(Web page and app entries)
######
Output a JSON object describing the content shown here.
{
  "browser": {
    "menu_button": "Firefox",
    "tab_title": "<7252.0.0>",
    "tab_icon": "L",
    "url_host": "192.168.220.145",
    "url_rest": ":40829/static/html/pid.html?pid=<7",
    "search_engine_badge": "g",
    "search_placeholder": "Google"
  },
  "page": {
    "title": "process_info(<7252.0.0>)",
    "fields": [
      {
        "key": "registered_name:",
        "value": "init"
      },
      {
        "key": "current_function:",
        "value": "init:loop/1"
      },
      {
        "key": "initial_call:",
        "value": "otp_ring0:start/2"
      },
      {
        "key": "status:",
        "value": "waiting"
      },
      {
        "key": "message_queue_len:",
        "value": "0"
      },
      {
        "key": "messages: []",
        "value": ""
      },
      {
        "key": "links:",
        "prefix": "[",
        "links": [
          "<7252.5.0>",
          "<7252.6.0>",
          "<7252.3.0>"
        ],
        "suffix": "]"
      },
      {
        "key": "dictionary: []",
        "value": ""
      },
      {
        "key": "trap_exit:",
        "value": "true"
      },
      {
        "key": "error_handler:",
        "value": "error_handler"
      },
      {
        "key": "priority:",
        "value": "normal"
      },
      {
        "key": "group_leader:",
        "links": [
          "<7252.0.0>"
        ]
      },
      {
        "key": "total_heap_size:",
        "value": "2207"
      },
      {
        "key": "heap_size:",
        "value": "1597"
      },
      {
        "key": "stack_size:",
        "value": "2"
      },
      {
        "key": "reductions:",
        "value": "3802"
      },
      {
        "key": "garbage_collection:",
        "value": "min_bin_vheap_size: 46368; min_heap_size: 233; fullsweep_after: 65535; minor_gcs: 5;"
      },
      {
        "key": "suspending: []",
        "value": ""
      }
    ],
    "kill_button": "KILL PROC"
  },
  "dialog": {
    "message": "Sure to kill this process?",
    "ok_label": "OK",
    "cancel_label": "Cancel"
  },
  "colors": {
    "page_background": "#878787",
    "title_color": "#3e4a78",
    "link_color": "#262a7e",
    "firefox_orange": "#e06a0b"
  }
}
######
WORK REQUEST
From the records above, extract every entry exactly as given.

TASK RESPONSE
Output a JSON object describing the content shown here.
{
  "browser": {
    "menu_button": "Firefox",
    "tab_title": "<7252.0.0>",
    "tab_icon": "L",
    "url_host": "192.168.220.145",
    "url_rest": ":40829/static/html/pid.html?pid=<7",
    "search_engine_badge": "g",
    "search_placeholder": "Google"
  },
  "page": {
    "title": "process_info(<7252.0.0>)",
    "fields": [
      {
        "key": "registered_name:",
        "value": "init"
      },
      {
        "key": "current_function:",
        "value": "init:loop/1"
      },
      {
        "key": "initial_call:",
        "value": "otp_ring0:start/2"
      },
      {
        "key": "status:",
        "value": "waiting"
      },
      {
        "key": "message_queue_len:",
        "value": "0"
      },
      {
        "key": "messages: []",
        "value": ""
      },
      {
        "key": "links:",
        "prefix": "[",
        "links": [
          "<7252.5.0>",
          "<7252.6.0>",
          "<7252.3.0>"
        ],
        "suffix": "]"
      },
      {
        "key": "dictionary: []",
        "value": ""
      },
      {
        "key": "trap_exit:",
        "value": "true"
      },
      {
        "key": "error_handler:",
        "value": "error_handler"
      },
      {
        "key": "priority:",
        "value": "normal"
      },
      {
        "key": "group_leader:",
        "links": [
          "<7252.0.0>"
        ]
      },
      {
        "key": "total_heap_size:",
        "value": "2207"
      },
      {
        "key": "heap_size:",
        "value": "1597"
      },
      {
        "key": "stack_size:",
        "value": "2"
      },
      {
        "key": "reductions:",
        "value": "3802"
      },
      {
        "key": "garbage_collection:",
        "value": "min_bin_vheap_size: 46368; min_heap_size: 233; fullsweep_after: 65535; minor_gcs: 5;"
      },
      {
        "key": "suspending: []",
        "value": ""
      }
    ],
    "kill_button": "KILL PROC"
  },
  "dialog": {
    "message": "Sure to kill this process?",
    "ok_label": "OK",
    "cancel_label": "Cancel"
  },
  "colors": {
    "page_background": "#878787",
    "title_color": "#3e4a78",
    "link_color": "#262a7e",
    "firefox_orange": "#e06a0b"
  }
}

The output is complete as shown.